  • Special meetings are subject to all of the same requirements as any other meeting.


In 84 Ops.Cal.Atty.Gen. 30 (2001), this office concluded that a majority of a body would violate the Act if they e-mailed each other regarding current issues under the body’s jurisdiction even if the e-mails were also sent to the secretary and chairperson of the agency, the e-mails were posted on the agency’s Internet Web site, and a printed version of each e-mail was reported at the next public meeting of the body. The opinion concluded that these safeguards were not sufficient to satisfy either the express wording of the Act or some of its purposes. Specifically, such e-mail communications would not be available to persons who do not have Internet access. Even if a person had Internet access, the deliberations on a particular issue could be completed before an interested person had an opportunity to become involved. [3]

Chapter 3: Criticisms and ExceptionsEdit

The Brown Act applies to "legislative" agencies such as school districts, which "legislate" policy, boards of supervisors, city councils etc. [4] According to the Primordial Wikipedia Article on the Brown Act,as of the date it was transwiki'd, subcommittees that are less than a quorom do not count. According to that wikipedia article this section was based on, "Advisory committees that do not legislate do not count." However, this writer is on an advisory committee which does not legislate, and Brown Act compliance is enforced very rigorously at all times and, according to city staff, the city could be fined for violating the Brown Act in the conduct of its advisory committee activities. Be sure to consult with the city or county attorney if you are on such a committee or if you are a citizen seeking to enhance the performance of any such committee.

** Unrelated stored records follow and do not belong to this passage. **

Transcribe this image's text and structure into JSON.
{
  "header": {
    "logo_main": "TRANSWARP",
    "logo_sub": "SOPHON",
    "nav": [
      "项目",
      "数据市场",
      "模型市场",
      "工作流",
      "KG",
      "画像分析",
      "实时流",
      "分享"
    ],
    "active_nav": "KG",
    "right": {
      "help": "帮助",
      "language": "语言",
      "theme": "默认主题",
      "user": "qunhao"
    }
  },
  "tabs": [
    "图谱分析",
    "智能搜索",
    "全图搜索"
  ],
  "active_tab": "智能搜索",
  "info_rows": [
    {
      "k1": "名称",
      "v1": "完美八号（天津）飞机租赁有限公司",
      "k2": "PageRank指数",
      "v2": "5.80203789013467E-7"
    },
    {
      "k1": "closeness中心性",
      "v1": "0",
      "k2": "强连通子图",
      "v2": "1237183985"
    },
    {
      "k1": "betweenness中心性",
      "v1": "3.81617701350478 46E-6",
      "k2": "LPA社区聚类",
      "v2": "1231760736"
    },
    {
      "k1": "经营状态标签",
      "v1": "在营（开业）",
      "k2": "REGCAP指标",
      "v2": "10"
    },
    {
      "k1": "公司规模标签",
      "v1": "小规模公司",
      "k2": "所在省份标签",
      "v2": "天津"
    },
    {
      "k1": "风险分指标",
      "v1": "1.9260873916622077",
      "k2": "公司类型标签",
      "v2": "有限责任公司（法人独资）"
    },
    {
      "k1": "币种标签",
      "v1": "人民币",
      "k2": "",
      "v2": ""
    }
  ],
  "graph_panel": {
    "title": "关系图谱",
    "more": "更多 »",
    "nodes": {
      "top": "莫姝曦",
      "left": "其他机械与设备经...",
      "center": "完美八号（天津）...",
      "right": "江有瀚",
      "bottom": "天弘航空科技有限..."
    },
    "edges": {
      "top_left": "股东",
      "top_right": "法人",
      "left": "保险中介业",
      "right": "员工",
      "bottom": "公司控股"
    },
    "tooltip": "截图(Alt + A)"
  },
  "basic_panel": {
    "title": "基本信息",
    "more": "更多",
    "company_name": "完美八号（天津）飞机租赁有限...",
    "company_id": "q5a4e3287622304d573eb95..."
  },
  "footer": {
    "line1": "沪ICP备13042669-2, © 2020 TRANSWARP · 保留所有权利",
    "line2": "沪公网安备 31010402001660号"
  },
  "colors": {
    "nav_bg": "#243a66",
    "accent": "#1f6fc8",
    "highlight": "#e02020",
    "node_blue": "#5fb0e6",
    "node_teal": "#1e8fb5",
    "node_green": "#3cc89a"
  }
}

According to the wikipedia article, state agencies are covered by the Bagley Keene Act. [5]


Supporters of the Brown Act say it still lacks enforcement, contending the law has been eroded by court decisions and government officials' efforts to block access to records. "The unfulfilled promise, I'm afraid, that 50 years has revealed, is enforcement," commented Terry Francke, of the California First Amendment Coalition, on the 50th anniversary of the bill's passage in 2003.

Chapter 4: Interpretation by counties and municipalitiesEdit

Chapter 5: Case studiesEdit

Notes and referencesEdit


  1. Lockyer, Bill (2003), The Brown Act: Open Meetings for Local Legislative Bodies, Foreword, Introduction, and Table of Contents, California Attorney General,, retrieved 2009-06-27 
  2. California Government Code §54960
  3. Santa Barbara Housing and Community Development staff letter to SCHAC, public record, Santa Barbara County SCHAC Advisory Committee, May 2011
  4. Government Code Section 54952

Notes: external linksEdit